Forgotten, ignored, stripped away,
She stood readied for the flow of molten metal
To form customized links of chain, binding forever
Spirit and soul into a trophy of destruction.
Thus, she stared even deeper,
Praying for escape,
As molten metal seared her wrists,
Her ankles, her soul,
Chaining her forever to the stone,
Making of her a possession, a trophy of destruction,
Displayed for an ego never sated.
Vanishing in the light of dawn,
Reflection slowly fading away–
Terrified at being lost,
Horrified at never being found
Discovering there was nothing
Left to be gained–
To be had,
Nothing left to want–
Left to desire.
Only time stood in the way
Of the time when a child
knows how to play.
A time so long ago,
Really, if a child ever knew
The luxury of play
Such is the childhood
Of a child who parents the parent–
The deficit of play
So in the return of a reflection,
To fading back into skin,
Gaining a discovery
Of the need, the desire
To play, to become at times,
The child who had never been
Allowed to be.
Sit among the willows,
drifting in ghostly silence,
each wrapped comforted
by misery’s blanket.
Except I am no longer,
listening to words
tumbling into deceit’s
by your thin lips mouthing words
filled with ghost meaning.
bitter in the soul and heart–
I can tell you that.
A thing you would not
ever know, catalyst of misery,
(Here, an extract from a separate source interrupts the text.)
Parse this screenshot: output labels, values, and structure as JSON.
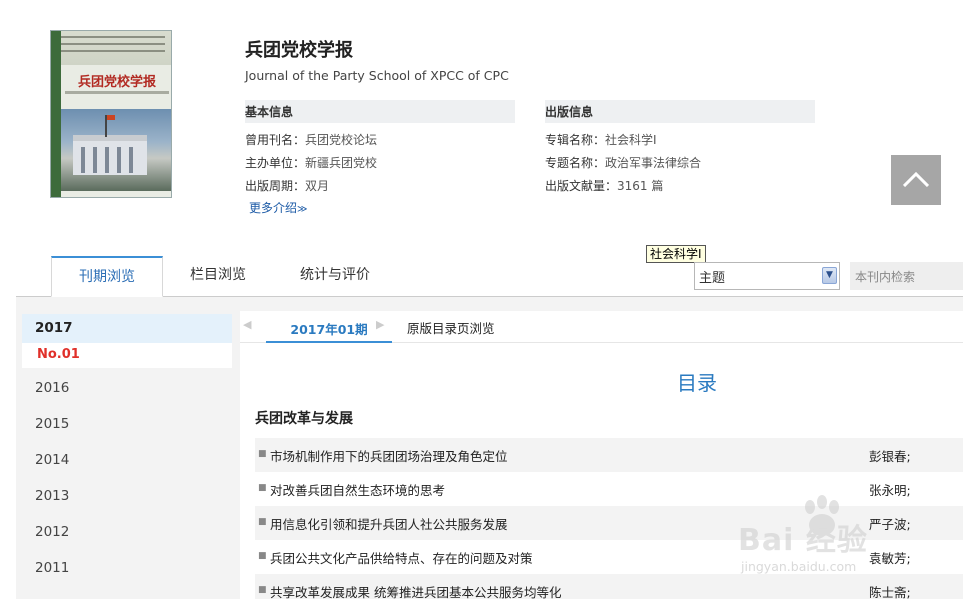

your starring role.
tell-tale signs of age
now crackle through songs of your
sweet, deceitful voice,
makes harder to catch
victims snared in misery
of life trials made.
Stop floating among
the willows, thinking yourself
spells of delicious
deceit, when you’ve aged into
Macbeth’s witch drifting
in the ghostly fog of ego.
Lucidity picks at the chains wrapped round a soul
Anchored to the ground of fears bought whole
In the marketplace while traipsing through dreams
Resplendent with beauty and flights of fanciful imaginings
That harsh noisy words and bruising blows etched,
Tattooed lucid fears.